Items from an interface collection
★ ★ ★
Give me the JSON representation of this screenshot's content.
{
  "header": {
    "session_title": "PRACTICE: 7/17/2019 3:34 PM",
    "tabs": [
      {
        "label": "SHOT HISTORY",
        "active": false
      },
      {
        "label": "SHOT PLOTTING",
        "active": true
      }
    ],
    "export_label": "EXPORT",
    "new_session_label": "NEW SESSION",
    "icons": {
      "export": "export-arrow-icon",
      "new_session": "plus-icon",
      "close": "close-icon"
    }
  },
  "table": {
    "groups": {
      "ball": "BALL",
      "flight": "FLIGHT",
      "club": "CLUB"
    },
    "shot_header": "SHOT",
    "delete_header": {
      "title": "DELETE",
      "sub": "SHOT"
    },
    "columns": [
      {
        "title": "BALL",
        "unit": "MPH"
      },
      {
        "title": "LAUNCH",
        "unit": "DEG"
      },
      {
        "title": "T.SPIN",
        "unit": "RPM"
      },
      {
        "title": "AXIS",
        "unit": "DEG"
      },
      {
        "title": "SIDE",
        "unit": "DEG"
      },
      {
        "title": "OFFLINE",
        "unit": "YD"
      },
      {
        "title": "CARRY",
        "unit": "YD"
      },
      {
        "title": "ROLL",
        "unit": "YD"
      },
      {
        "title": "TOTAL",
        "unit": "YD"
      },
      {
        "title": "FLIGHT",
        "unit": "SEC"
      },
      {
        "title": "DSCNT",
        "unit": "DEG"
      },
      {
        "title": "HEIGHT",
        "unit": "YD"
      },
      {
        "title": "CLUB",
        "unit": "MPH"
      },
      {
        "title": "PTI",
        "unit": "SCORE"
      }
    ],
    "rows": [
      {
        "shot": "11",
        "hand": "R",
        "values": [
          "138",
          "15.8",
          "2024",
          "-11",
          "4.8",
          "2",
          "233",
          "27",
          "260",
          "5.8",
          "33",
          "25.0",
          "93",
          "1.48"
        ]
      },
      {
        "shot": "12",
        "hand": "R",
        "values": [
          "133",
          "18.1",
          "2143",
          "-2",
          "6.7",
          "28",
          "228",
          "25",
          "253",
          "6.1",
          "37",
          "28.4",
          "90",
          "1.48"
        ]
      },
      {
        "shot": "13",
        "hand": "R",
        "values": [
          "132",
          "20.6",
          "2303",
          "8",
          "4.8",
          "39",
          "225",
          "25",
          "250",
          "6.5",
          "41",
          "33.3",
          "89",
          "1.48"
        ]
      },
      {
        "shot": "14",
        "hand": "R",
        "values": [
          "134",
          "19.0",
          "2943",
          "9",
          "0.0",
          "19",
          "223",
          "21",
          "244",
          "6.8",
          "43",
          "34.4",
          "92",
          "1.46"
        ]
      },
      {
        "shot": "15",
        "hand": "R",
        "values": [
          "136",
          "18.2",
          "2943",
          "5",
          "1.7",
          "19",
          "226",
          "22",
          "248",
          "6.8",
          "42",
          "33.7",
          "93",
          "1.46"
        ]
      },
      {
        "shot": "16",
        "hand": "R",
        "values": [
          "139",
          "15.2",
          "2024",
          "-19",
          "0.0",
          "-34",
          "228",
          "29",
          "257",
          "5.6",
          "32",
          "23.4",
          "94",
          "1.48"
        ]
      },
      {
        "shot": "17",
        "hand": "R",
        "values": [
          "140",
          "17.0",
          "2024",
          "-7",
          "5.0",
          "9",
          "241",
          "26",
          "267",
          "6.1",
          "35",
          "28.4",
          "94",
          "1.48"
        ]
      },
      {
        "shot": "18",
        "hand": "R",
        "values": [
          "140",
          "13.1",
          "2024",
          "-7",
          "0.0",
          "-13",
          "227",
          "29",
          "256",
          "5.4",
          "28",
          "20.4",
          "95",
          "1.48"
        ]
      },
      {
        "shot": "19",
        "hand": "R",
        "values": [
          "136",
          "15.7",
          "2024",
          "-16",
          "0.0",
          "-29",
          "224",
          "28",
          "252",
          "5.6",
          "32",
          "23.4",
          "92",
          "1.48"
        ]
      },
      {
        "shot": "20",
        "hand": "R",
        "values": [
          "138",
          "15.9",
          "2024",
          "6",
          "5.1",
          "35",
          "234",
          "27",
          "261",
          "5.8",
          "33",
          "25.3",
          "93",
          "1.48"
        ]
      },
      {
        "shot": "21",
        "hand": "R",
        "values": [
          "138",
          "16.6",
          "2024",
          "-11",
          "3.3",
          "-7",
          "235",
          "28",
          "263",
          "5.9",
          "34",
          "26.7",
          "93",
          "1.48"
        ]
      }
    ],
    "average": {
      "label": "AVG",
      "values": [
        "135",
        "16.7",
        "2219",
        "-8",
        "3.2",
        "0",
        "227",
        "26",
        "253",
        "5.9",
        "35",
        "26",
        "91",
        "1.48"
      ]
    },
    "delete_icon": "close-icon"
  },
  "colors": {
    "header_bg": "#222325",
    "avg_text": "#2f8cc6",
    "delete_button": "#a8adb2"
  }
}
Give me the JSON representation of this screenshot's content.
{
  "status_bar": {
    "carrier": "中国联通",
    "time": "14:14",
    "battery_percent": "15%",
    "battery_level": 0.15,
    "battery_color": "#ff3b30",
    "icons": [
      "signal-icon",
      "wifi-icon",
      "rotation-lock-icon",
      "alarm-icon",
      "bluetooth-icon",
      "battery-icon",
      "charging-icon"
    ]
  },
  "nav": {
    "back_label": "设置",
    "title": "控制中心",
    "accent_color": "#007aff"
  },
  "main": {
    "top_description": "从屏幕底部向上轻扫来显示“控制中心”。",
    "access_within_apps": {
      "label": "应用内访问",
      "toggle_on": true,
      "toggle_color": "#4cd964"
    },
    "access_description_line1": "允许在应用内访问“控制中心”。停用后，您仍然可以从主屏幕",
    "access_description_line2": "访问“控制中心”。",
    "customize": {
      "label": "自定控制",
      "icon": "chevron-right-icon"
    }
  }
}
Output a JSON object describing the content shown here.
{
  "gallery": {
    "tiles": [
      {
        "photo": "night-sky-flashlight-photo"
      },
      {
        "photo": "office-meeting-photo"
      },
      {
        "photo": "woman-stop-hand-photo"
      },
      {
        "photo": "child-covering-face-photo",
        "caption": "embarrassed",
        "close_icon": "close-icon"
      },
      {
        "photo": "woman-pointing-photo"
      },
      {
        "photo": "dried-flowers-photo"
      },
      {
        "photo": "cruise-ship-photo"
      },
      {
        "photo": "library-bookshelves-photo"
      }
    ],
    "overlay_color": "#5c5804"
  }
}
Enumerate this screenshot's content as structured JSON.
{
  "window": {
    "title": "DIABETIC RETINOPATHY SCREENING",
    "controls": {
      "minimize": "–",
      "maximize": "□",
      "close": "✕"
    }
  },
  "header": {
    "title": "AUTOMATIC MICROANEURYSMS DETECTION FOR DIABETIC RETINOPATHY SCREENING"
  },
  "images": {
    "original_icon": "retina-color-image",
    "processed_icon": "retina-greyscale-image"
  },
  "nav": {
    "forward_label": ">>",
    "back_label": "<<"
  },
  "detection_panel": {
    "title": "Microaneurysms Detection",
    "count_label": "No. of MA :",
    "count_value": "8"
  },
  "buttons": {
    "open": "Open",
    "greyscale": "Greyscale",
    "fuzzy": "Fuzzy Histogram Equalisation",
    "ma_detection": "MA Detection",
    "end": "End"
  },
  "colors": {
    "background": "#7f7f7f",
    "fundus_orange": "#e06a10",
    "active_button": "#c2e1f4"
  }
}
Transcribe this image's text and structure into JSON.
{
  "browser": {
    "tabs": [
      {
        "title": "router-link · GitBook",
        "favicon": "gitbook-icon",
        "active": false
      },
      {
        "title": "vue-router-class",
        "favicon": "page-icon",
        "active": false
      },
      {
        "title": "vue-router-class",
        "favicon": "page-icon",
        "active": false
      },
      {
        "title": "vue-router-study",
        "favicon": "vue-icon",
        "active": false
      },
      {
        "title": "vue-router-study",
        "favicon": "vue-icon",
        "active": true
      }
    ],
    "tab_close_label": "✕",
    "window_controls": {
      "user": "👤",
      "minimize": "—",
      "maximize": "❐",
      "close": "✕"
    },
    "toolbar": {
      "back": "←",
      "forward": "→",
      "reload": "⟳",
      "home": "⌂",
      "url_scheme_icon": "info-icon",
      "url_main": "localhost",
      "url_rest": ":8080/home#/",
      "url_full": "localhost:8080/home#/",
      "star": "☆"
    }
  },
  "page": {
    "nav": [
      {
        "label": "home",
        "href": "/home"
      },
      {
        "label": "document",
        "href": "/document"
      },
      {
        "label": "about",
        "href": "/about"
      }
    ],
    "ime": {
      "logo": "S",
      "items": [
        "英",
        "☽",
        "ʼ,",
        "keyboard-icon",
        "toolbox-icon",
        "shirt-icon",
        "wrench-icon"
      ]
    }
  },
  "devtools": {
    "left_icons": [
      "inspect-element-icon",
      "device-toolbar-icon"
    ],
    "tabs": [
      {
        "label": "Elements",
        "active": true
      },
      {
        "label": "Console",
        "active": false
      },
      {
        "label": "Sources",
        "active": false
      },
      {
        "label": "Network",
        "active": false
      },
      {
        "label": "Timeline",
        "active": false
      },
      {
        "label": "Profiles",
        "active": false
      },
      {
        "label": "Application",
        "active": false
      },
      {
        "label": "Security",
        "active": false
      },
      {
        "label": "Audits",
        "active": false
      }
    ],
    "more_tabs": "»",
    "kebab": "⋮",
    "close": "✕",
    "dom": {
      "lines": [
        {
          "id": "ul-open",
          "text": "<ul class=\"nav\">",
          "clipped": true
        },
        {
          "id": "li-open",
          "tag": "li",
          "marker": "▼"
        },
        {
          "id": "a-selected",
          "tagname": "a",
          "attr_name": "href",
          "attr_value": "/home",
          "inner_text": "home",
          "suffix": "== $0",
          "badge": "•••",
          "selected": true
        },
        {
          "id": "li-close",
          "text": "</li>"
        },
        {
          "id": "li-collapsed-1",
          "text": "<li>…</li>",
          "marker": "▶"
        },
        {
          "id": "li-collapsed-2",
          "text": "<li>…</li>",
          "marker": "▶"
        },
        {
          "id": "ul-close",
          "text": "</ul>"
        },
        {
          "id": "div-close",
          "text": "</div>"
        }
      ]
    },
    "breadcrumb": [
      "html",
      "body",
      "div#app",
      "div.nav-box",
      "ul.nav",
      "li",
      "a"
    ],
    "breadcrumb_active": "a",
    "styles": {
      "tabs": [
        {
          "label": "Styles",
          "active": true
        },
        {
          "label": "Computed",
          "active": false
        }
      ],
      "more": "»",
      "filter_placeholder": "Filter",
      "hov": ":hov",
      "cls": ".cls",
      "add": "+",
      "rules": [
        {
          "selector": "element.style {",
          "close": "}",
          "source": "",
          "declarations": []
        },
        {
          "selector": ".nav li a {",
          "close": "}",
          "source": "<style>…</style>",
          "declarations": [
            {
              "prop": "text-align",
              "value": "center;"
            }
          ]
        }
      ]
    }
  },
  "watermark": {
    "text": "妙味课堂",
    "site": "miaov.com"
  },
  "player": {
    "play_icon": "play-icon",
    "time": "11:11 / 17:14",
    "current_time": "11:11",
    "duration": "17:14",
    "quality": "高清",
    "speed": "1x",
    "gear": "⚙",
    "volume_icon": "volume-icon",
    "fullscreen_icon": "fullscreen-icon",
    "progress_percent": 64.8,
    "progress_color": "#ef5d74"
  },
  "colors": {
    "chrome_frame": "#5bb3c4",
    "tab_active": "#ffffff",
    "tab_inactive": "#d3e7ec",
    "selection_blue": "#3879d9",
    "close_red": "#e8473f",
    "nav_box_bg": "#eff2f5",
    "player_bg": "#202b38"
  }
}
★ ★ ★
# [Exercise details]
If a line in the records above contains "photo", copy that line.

# [Answer]
        "photo": "night-sky-flashlight-photo"
        "photo": "office-meeting-photo"
        "photo": "woman-stop-hand-photo"
        "photo": "child-covering-face-photo",
        "photo": "woman-pointing-photo"
        "photo": "dried-flowers-photo"
        "photo": "cruise-ship-photo"
        "photo": "library-bookshelves-photo"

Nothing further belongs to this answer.